- **Task prompt**:
Determine how many lines in the entries below contain "opportunities", and output only that number.

[Data about app and page elements]
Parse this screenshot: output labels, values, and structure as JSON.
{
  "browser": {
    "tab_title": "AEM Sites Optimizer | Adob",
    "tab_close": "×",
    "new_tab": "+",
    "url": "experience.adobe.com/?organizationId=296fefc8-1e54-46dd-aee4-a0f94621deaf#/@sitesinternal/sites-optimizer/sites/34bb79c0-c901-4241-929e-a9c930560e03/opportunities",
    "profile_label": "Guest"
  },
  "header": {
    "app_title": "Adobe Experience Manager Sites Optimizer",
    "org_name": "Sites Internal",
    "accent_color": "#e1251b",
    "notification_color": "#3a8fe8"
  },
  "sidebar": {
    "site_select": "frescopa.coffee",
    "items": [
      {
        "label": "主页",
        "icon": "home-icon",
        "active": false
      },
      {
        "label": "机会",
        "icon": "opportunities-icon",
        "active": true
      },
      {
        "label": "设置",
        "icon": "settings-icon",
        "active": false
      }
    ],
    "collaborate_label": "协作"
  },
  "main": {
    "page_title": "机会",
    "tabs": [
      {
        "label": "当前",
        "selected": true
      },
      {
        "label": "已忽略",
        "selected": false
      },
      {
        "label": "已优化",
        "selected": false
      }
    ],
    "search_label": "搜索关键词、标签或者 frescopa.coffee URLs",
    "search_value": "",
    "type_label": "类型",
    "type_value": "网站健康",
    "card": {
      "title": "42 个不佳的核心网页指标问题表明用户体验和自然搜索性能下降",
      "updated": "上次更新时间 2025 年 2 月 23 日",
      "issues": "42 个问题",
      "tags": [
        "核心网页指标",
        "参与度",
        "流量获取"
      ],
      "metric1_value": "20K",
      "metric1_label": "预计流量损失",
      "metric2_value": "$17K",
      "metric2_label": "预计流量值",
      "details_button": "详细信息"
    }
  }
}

- **Task result**:
2